New Orangeville shop lives in the past

ORANGEVILLE — After Orangeville, population about 740, lost its one and only grocery store in 2020, the dormant space is back in business — but as a store of a different kind.

The former — and very popular with the locals — Richland Creek Foods store downtown has become a resale shop, according to longtime owner and proprietor Norman “Norm” Aurand, 70. He had operated the little store — known for its good meat and deli selections — for more than 20 years. He also continues to live in the apartment above the shop.

“I was retired but I got bored,” he said. “So, I decided to do this. It helps to keep me busy and I really do enjoy it.”

It worked out he said, because there was a small-scale resale shop next-door to his that was closing. So he took on the remaining inventory from that now-shuttered store and incorporated it with things he’s found on his own. Aurand said it is still a work in progress, as he is still fitting the place out with shelves and fixtures.

The store specializes in household goods, antiques and collectibles he said, noting that dishware and knick-knacks are good sellers.

“I find a lot of the things on my own. I go to garage sales a lot myself and find a lot of neat items. You’ll never know what you will find that people are trying to get rid of,’’ he said. “People also bring me things and I pay them a little if I think they will sell.” 

The inventory varies depending on what’s available. For example, on Monday, Aurand said he got a “really neat” antique doll buggy from his aunt and put it up for sale in the shop. He’s even got a free section “for things I don’t think I could really sell that probably have some good life left in them.”

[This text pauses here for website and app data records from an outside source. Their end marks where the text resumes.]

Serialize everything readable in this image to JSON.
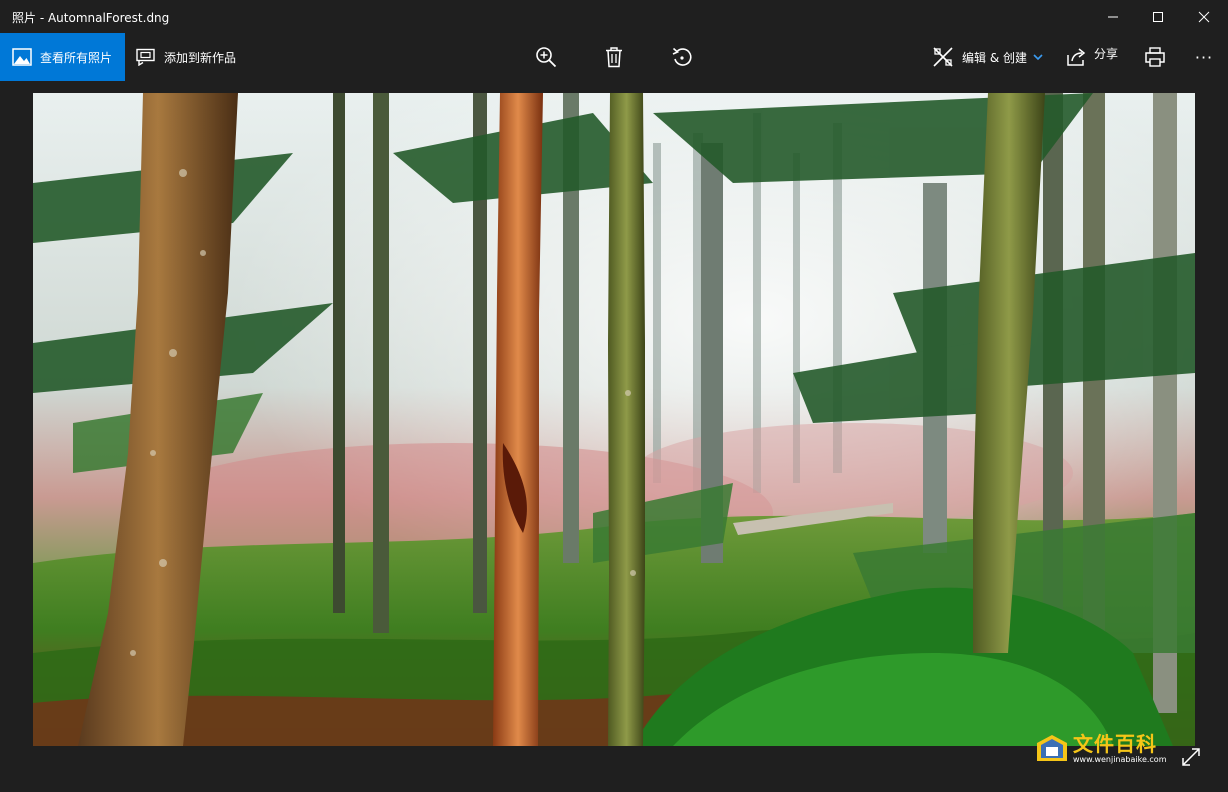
{
  "window": {
    "title": "照片 - AutomnalForest.dng",
    "minimize_icon": "minimize-icon",
    "maximize_icon": "maximize-icon",
    "close_icon": "close-icon"
  },
  "toolbar": {
    "see_all_label": "查看所有照片",
    "add_to_creation_label": "添加到新作品",
    "zoom_icon": "zoom-in-icon",
    "delete_icon": "trash-icon",
    "rotate_icon": "rotate-icon",
    "edit_create_label": "编辑 & 创建",
    "share_label": "分享",
    "print_icon": "printer-icon",
    "more_label": "···"
  },
  "watermark": {
    "title": "文件百科",
    "url": "www.wenjinabaike.com"
  },
  "colors": {
    "background": "#1f1f1f",
    "accent": "#0078d7",
    "watermark_yellow": "#f5c518"
  }
}
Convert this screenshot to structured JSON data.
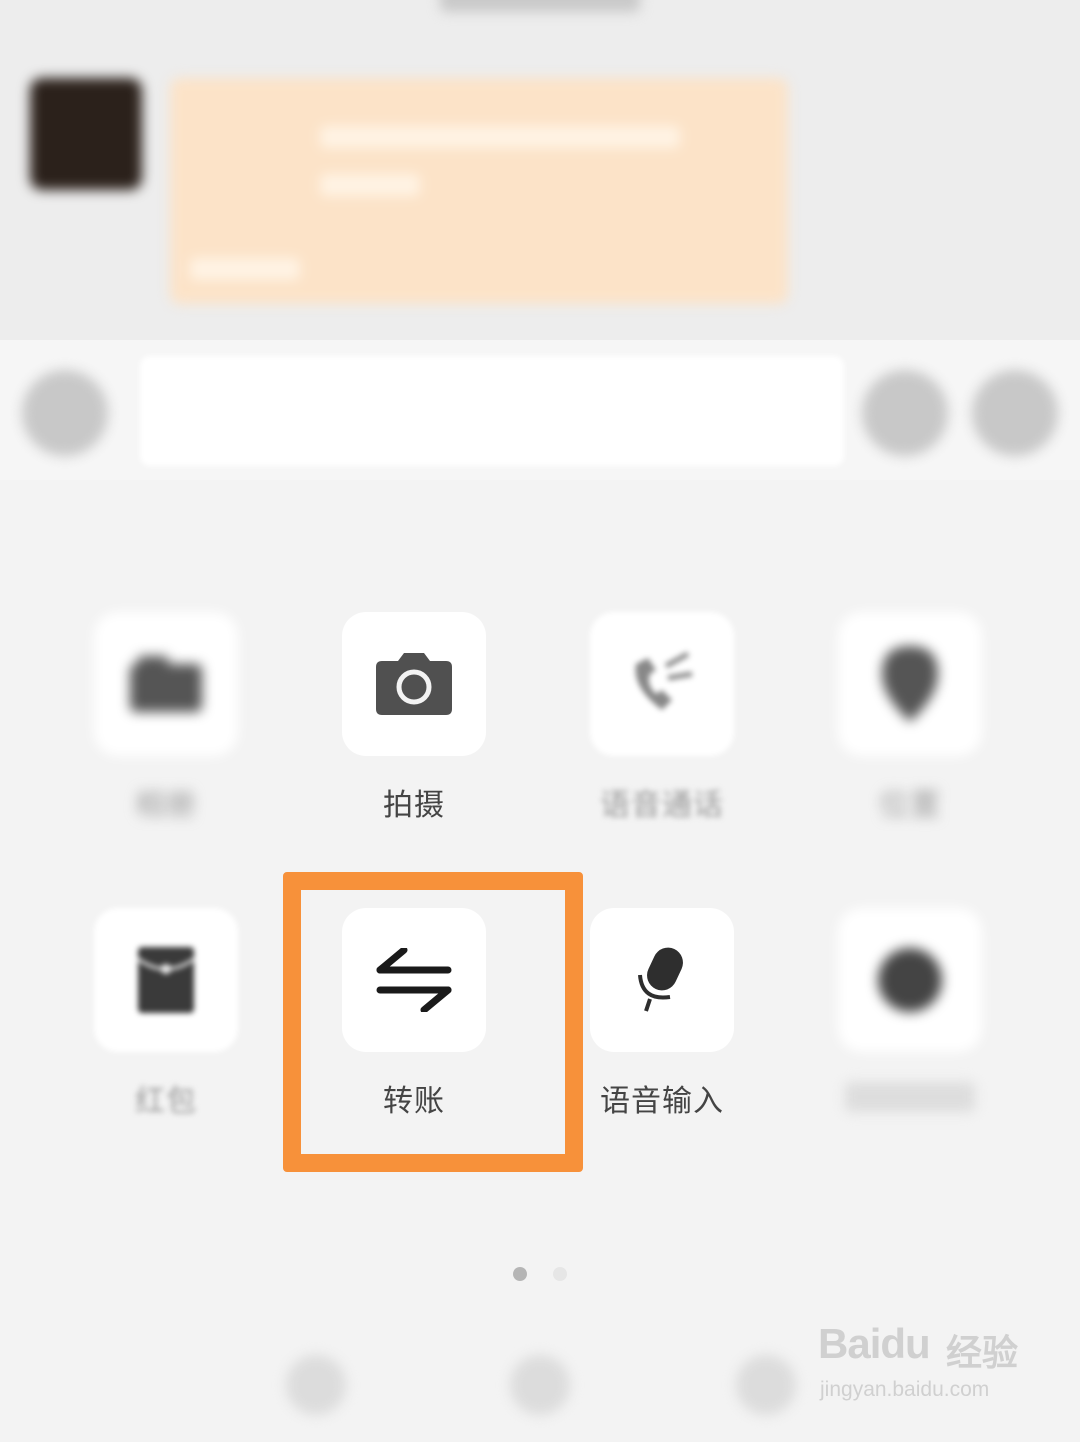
{
  "chat": {
    "title": "",
    "bubble_text": ""
  },
  "input": {
    "placeholder": ""
  },
  "tools": [
    {
      "label": "相册",
      "icon": "photo-album-icon"
    },
    {
      "label": "拍摄",
      "icon": "camera-icon"
    },
    {
      "label": "语音通话",
      "icon": "voice-call-icon"
    },
    {
      "label": "位置",
      "icon": "location-icon"
    },
    {
      "label": "红包",
      "icon": "red-packet-icon"
    },
    {
      "label": "转账",
      "icon": "transfer-icon"
    },
    {
      "label": "语音输入",
      "icon": "microphone-icon"
    },
    {
      "label": "",
      "icon": "favorites-icon"
    }
  ],
  "highlight": {
    "color": "#f7913a",
    "target": "转账"
  },
  "pager": {
    "pages": 2,
    "current": 1
  },
  "watermark": {
    "brand": "Bai",
    "brand2": "du",
    "product": "经验",
    "url": "jingyan.baidu.com"
  }
}
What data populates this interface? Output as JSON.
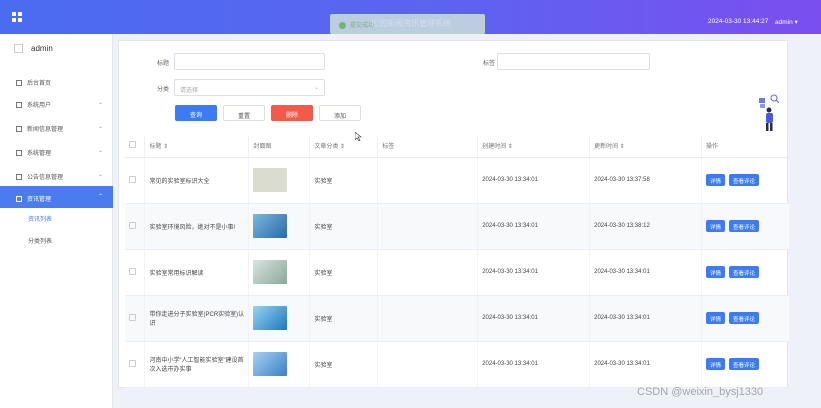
{
  "header": {
    "datetime": "2024-03-30 13:44:27",
    "user": "admin ▾",
    "toast": "提交成功",
    "toast_ghost": "校园新闻资讯管理系统"
  },
  "sidebar": {
    "user": "admin",
    "items": [
      {
        "label": "后台首页",
        "icon": "home-icon"
      },
      {
        "label": "系统用户",
        "icon": "user-icon"
      },
      {
        "label": "新闻信息管理",
        "icon": "news-icon"
      },
      {
        "label": "系统管理",
        "icon": "settings-icon"
      },
      {
        "label": "公告信息管理",
        "icon": "notice-icon"
      },
      {
        "label": "资讯管理",
        "icon": "info-icon"
      }
    ],
    "submenu": [
      "资讯列表",
      "分类列表"
    ]
  },
  "search": {
    "title_label": "标题",
    "title_placeholder": "",
    "tag_label": "标签",
    "tag_placeholder": "",
    "category_label": "分类",
    "category_placeholder": "请选择",
    "btn_search": "查询",
    "btn_reset": "重置",
    "btn_delete": "删除",
    "btn_add": "添加"
  },
  "table": {
    "headers": [
      "标题 ⇕",
      "封面图",
      "文章分类 ⇕",
      "标签",
      "创建时间 ⇕",
      "更新时间 ⇕",
      "操作"
    ],
    "rows": [
      {
        "title": "常见的实验室标识大全",
        "category": "实验室",
        "created": "2024-03-30 13:34:01",
        "updated": "2024-03-30 13:37:58",
        "thumb": "#d9dccf"
      },
      {
        "title": "实验室环境风险，绝对不是小事!",
        "category": "实验室",
        "created": "2024-03-30 13:34:01",
        "updated": "2024-03-30 13:38:12",
        "thumb": "#4a8fc8"
      },
      {
        "title": "实验室常用标识解读",
        "category": "实验室",
        "created": "2024-03-30 13:34:01",
        "updated": "2024-03-30 13:34:01",
        "thumb": "#b8c8c0"
      },
      {
        "title": "带你走进分子实验室(PCR实验室)认识",
        "category": "实验室",
        "created": "2024-03-30 13:34:01",
        "updated": "2024-03-30 13:34:01",
        "thumb": "#3a9ad8"
      },
      {
        "title": "河南中小学“人工智能实验室”建设首次入选市办实事",
        "category": "实验室",
        "created": "2024-03-30 13:34:01",
        "updated": "2024-03-30 13:34:01",
        "thumb": "#5a9ad0"
      }
    ],
    "btn_detail": "详情",
    "btn_comments": "查看评论"
  },
  "watermark": "CSDN @weixin_bysj1330",
  "colors": {
    "primary": "#3d7bf2",
    "danger": "#f25b4a",
    "header_start": "#4a6cf0",
    "header_end": "#7b4ef0"
  }
}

The store has limited hours, in keeping with Aurand’s desire to work only part-time — these days its open from 1 to 7 p.m. Fridays and from 8 a.m. to 1 p.m on Saturday. He may expand hours as the need arises and closer to Christmas, he said. 

People still ask about the grocery store, Aurand said. But in December 2020, he hung up his grocery apron and put away his butcher knives for good — he said the store simply couldn’t survive in an era of high-volume, mammoth grocery stores. 

Aurand, originally from the Lena-Winslow area, has worked at several local grocery stores including Pick N Save in Monroe. He attended a meat cutting school in Toledo, Ohio, where he learned the meat-cutting trade; and it was always his dream to be able to have a business of his own. 

In Orangeville, he purchased the building 23 years ago from LaVerne Schindler, who owned the grocery store for the previous 30 years, Aurand said.